• Problem to solve:
From the entries below, gather each line containing the word "structured".

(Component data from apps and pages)
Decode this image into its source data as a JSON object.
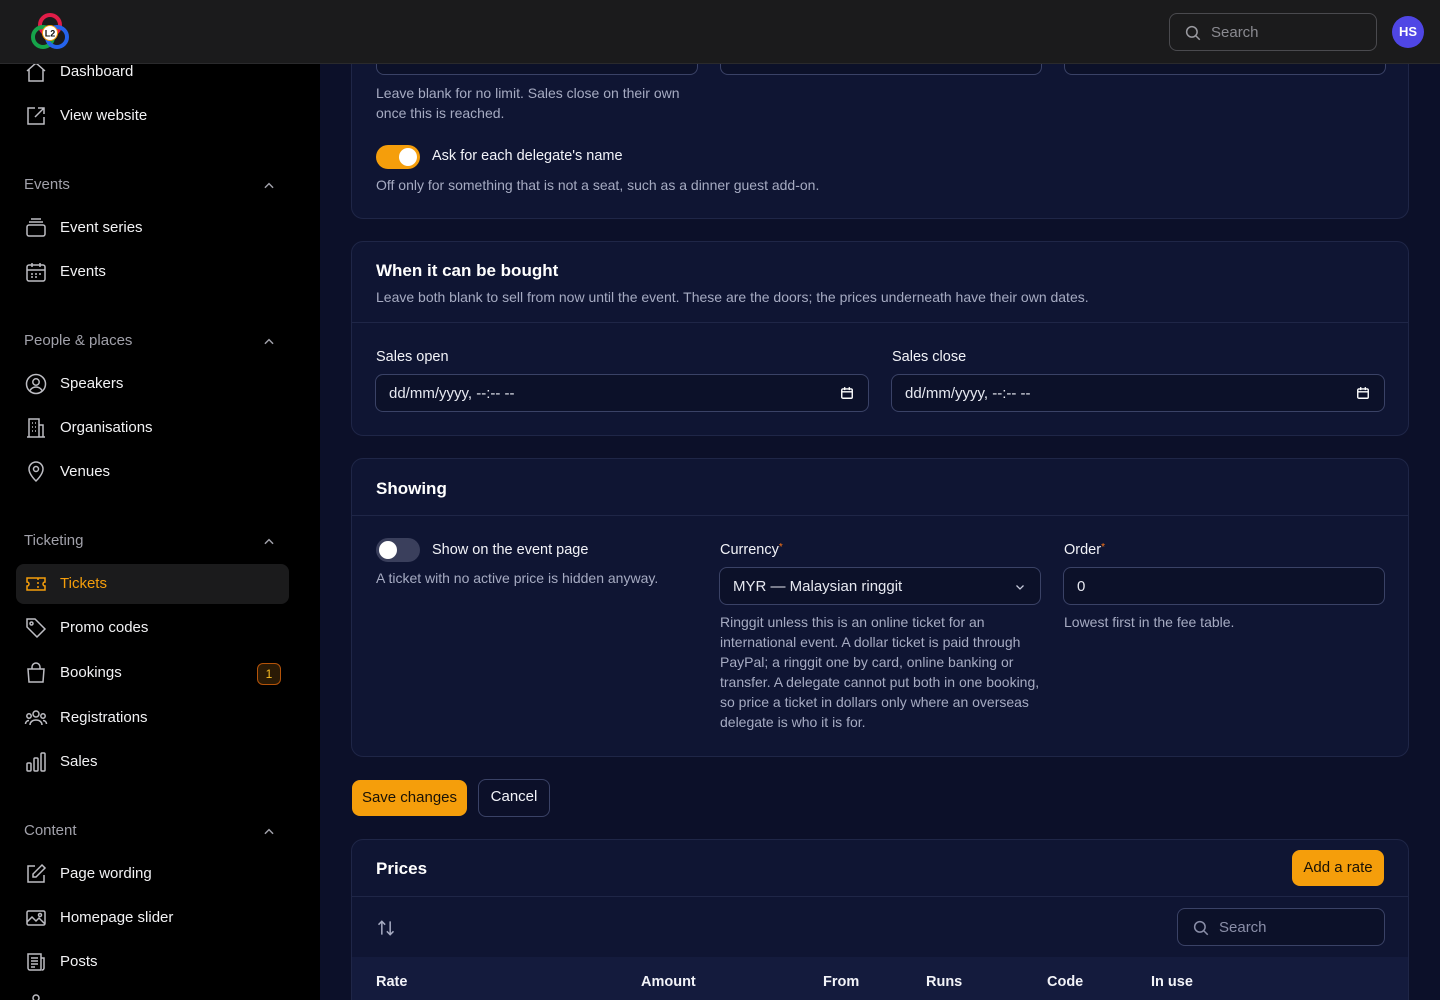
{
  "app": {
    "logo_text": "L2",
    "search_placeholder": "Search",
    "avatar_initials": "HS"
  },
  "sidebar": {
    "top_items": [
      {
        "label": "Dashboard",
        "icon": "home-icon"
      },
      {
        "label": "View website",
        "icon": "external-edit-icon"
      }
    ],
    "groups": [
      {
        "label": "Events",
        "items": [
          {
            "label": "Event series",
            "icon": "stack-icon"
          },
          {
            "label": "Events",
            "icon": "calendar-icon"
          }
        ]
      },
      {
        "label": "People & places",
        "items": [
          {
            "label": "Speakers",
            "icon": "user-circle-icon"
          },
          {
            "label": "Organisations",
            "icon": "building-icon"
          },
          {
            "label": "Venues",
            "icon": "map-pin-icon"
          }
        ]
      },
      {
        "label": "Ticketing",
        "items": [
          {
            "label": "Tickets",
            "icon": "ticket-icon",
            "active": true
          },
          {
            "label": "Promo codes",
            "icon": "tag-icon"
          },
          {
            "label": "Bookings",
            "icon": "shopping-bag-icon",
            "badge": "1"
          },
          {
            "label": "Registrations",
            "icon": "user-group-icon"
          },
          {
            "label": "Sales",
            "icon": "chart-bar-icon"
          }
        ]
      },
      {
        "label": "Content",
        "items": [
          {
            "label": "Page wording",
            "icon": "pencil-square-icon"
          },
          {
            "label": "Homepage slider",
            "icon": "photo-icon"
          },
          {
            "label": "Posts",
            "icon": "newspaper-icon"
          }
        ]
      }
    ]
  },
  "capacity": {
    "help": "Leave blank for no limit. Sales close on their own once this is reached.",
    "ask_name_label": "Ask for each delegate's name",
    "ask_name_on": true,
    "ask_name_help": "Off only for something that is not a seat, such as a dinner guest add-on."
  },
  "when": {
    "title": "When it can be bought",
    "description": "Leave both blank to sell from now until the event. These are the doors; the prices underneath have their own dates.",
    "sales_open_label": "Sales open",
    "sales_open_value": "dd/mm/yyyy, --:-- --",
    "sales_close_label": "Sales close",
    "sales_close_value": "dd/mm/yyyy, --:-- --"
  },
  "showing": {
    "title": "Showing",
    "show_label": "Show on the event page",
    "show_on": false,
    "show_help": "A ticket with no active price is hidden anyway.",
    "currency_label": "Currency",
    "currency_value": "MYR — Malaysian ringgit",
    "currency_help": "Ringgit unless this is an online ticket for an international event. A dollar ticket is paid through PayPal; a ringgit one by card, online banking or transfer. A delegate cannot put both in one booking, so price a ticket in dollars only where an overseas delegate is who it is for.",
    "order_label": "Order",
    "order_value": "0",
    "order_help": "Lowest first in the fee table.",
    "required_marker": "*"
  },
  "actions": {
    "save": "Save changes",
    "cancel": "Cancel"
  },
  "prices": {
    "title": "Prices",
    "add_button": "Add a rate",
    "search_placeholder": "Search",
    "columns": [
      "Rate",
      "Amount",
      "From",
      "Runs",
      "Code",
      "In use"
    ]
  },
  "colors": {
    "accent": "#f59e0b",
    "avatar": "#4f46e5",
    "card": "#0f1533",
    "background": "#0c1029"
  }
}
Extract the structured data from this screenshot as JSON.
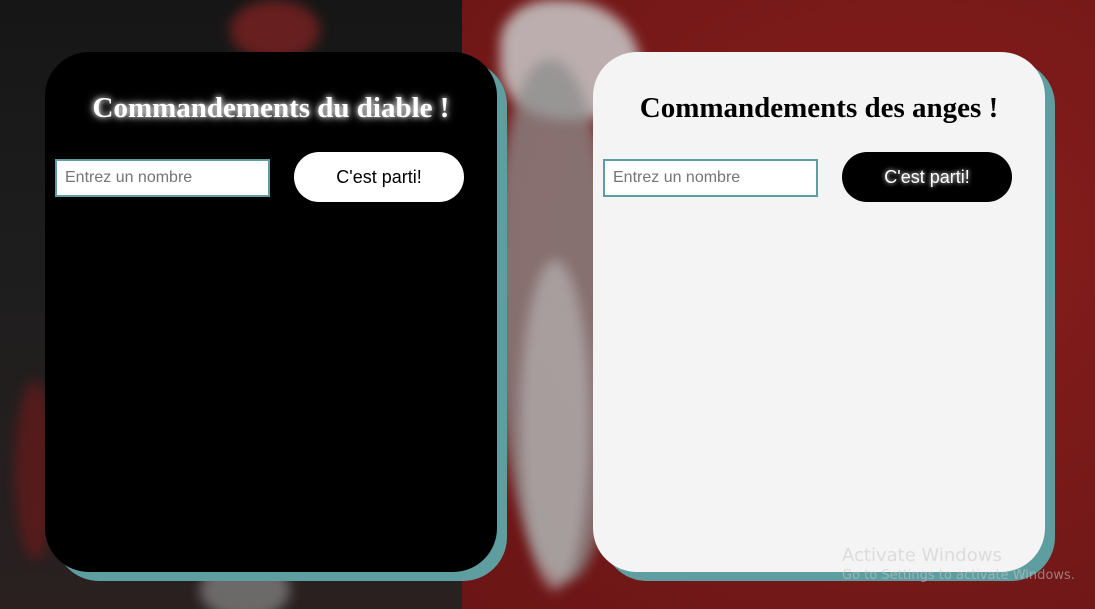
{
  "devil": {
    "title": "Commandements du diable !",
    "input_placeholder": "Entrez un nombre",
    "input_value": "",
    "button_label": "C'est parti!"
  },
  "angel": {
    "title": "Commandements des anges !",
    "input_placeholder": "Entrez un nombre",
    "input_value": "",
    "button_label": "C'est parti!"
  },
  "watermark": {
    "title": "Activate Windows",
    "subtitle": "Go to Settings to activate Windows."
  },
  "colors": {
    "accent": "#5f9ea0",
    "devil_card": "#000000",
    "angel_card": "#f4f4f4",
    "background_right": "#7a1a19"
  }
}
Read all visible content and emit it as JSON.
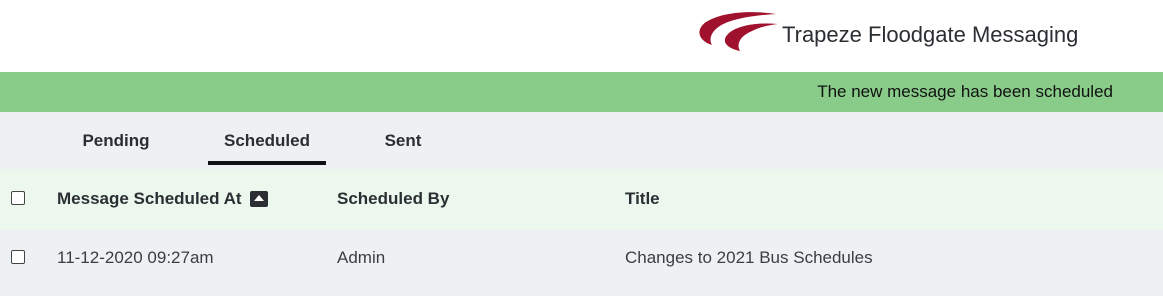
{
  "header": {
    "app_title": "Trapeze Floodgate Messaging",
    "logo_icon": "trapeze-logo-icon",
    "brand_color": "#a0112d"
  },
  "notification": {
    "text": "The new message has been scheduled",
    "color": "#89cc8a"
  },
  "tabs": [
    {
      "label": "Pending",
      "active": false
    },
    {
      "label": "Scheduled",
      "active": true
    },
    {
      "label": "Sent",
      "active": false
    }
  ],
  "table": {
    "columns": [
      {
        "label": "Message Scheduled At",
        "sort_icon": "sort-ascending-icon"
      },
      {
        "label": "Scheduled By"
      },
      {
        "label": "Title"
      }
    ],
    "rows": [
      {
        "scheduled_at": "11-12-2020 09:27am",
        "scheduled_by": "Admin",
        "title": "Changes to 2021 Bus Schedules",
        "checked": false
      }
    ]
  }
}
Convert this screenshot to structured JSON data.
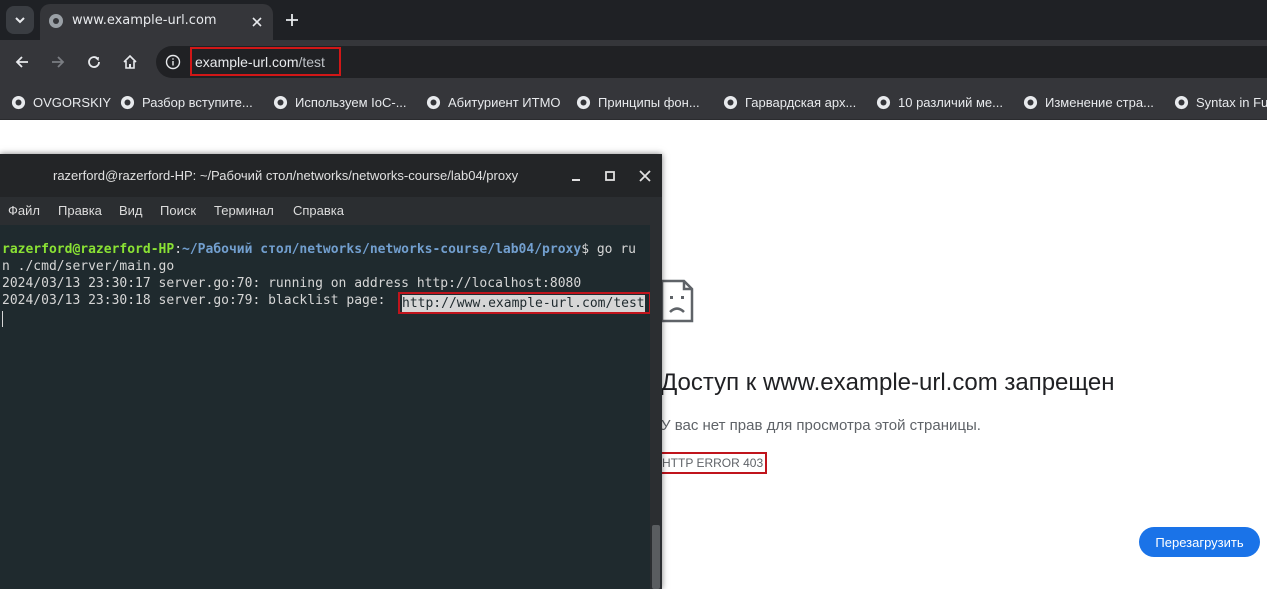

• Your solution:
Extract the structured data from this screenshot as JSON.
Convert this screenshot to structured JSON data.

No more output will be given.